**Try it:**
Without including any pictures, copy each entry below exactly.

**Stored items:**
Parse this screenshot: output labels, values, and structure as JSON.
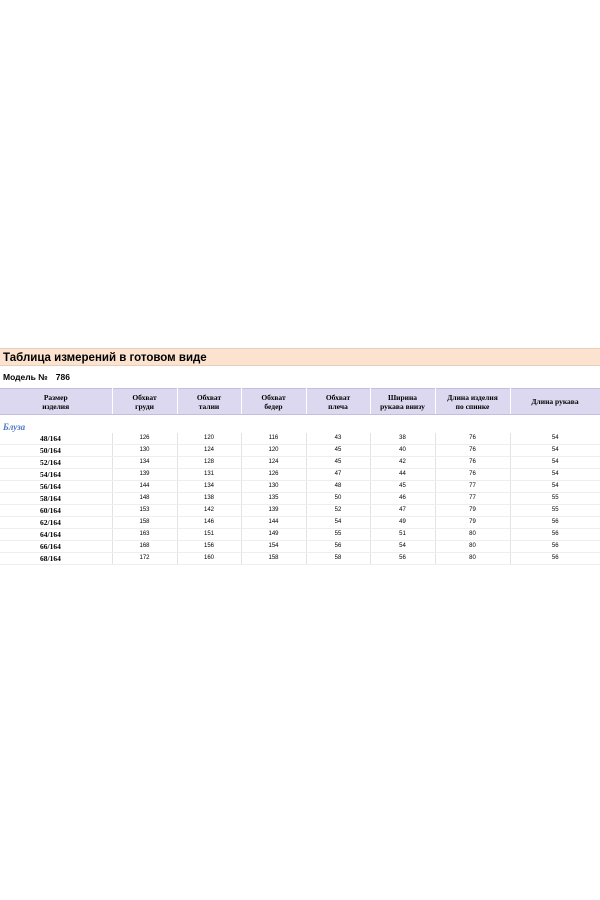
{
  "title": "Таблица измерений в готовом виде",
  "model": {
    "label": "Модель №",
    "number": "786"
  },
  "table": {
    "headers": [
      [
        "Размер",
        "изделия"
      ],
      [
        "Обхват",
        "груди"
      ],
      [
        "Обхват",
        "талии"
      ],
      [
        "Обхват",
        "бедер"
      ],
      [
        "Обхват",
        "плеча"
      ],
      [
        "Ширина",
        "рукава внизу"
      ],
      [
        "Длина изделия",
        "по спинке"
      ],
      [
        "Длина рукава"
      ]
    ],
    "group_label": "Блуза",
    "rows": [
      [
        "48/164",
        "126",
        "120",
        "116",
        "43",
        "38",
        "76",
        "54"
      ],
      [
        "50/164",
        "130",
        "124",
        "120",
        "45",
        "40",
        "76",
        "54"
      ],
      [
        "52/164",
        "134",
        "128",
        "124",
        "45",
        "42",
        "76",
        "54"
      ],
      [
        "54/164",
        "139",
        "131",
        "126",
        "47",
        "44",
        "76",
        "54"
      ],
      [
        "56/164",
        "144",
        "134",
        "130",
        "48",
        "45",
        "77",
        "54"
      ],
      [
        "58/164",
        "148",
        "138",
        "135",
        "50",
        "46",
        "77",
        "55"
      ],
      [
        "60/164",
        "153",
        "142",
        "139",
        "52",
        "47",
        "79",
        "55"
      ],
      [
        "62/164",
        "158",
        "146",
        "144",
        "54",
        "49",
        "79",
        "56"
      ],
      [
        "64/164",
        "163",
        "151",
        "149",
        "55",
        "51",
        "80",
        "56"
      ],
      [
        "66/164",
        "168",
        "156",
        "154",
        "56",
        "54",
        "80",
        "56"
      ],
      [
        "68/164",
        "172",
        "160",
        "158",
        "58",
        "56",
        "80",
        "56"
      ]
    ]
  },
  "colors": {
    "title_background": "#fbe3cf",
    "header_background": "#dcd8ef",
    "group_label": "#4f79c4"
  }
}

**Answer:**
Parse this screenshot: output labels, values, and structure as JSON.
{
  "title": "Таблица измерений в готовом виде",
  "model": {
    "label": "Модель №",
    "number": "786"
  },
  "table": {
    "headers": [
      [
        "Размер",
        "изделия"
      ],
      [
        "Обхват",
        "груди"
      ],
      [
        "Обхват",
        "талии"
      ],
      [
        "Обхват",
        "бедер"
      ],
      [
        "Обхват",
        "плеча"
      ],
      [
        "Ширина",
        "рукава внизу"
      ],
      [
        "Длина изделия",
        "по спинке"
      ],
      [
        "Длина рукава"
      ]
    ],
    "group_label": "Блуза",
    "rows": [
      [
        "48/164",
        "126",
        "120",
        "116",
        "43",
        "38",
        "76",
        "54"
      ],
      [
        "50/164",
        "130",
        "124",
        "120",
        "45",
        "40",
        "76",
        "54"
      ],
      [
        "52/164",
        "134",
        "128",
        "124",
        "45",
        "42",
        "76",
        "54"
      ],
      [
        "54/164",
        "139",
        "131",
        "126",
        "47",
        "44",
        "76",
        "54"
      ],
      [
        "56/164",
        "144",
        "134",
        "130",
        "48",
        "45",
        "77",
        "54"
      ],
      [
        "58/164",
        "148",
        "138",
        "135",
        "50",
        "46",
        "77",
        "55"
      ],
      [
        "60/164",
        "153",
        "142",
        "139",
        "52",
        "47",
        "79",
        "55"
      ],
      [
        "62/164",
        "158",
        "146",
        "144",
        "54",
        "49",
        "79",
        "56"
      ],
      [
        "64/164",
        "163",
        "151",
        "149",
        "55",
        "51",
        "80",
        "56"
      ],
      [
        "66/164",
        "168",
        "156",
        "154",
        "56",
        "54",
        "80",
        "56"
      ],
      [
        "68/164",
        "172",
        "160",
        "158",
        "58",
        "56",
        "80",
        "56"
      ]
    ]
  },
  "colors": {
    "title_background": "#fbe3cf",
    "header_background": "#dcd8ef",
    "group_label": "#4f79c4"
  }
}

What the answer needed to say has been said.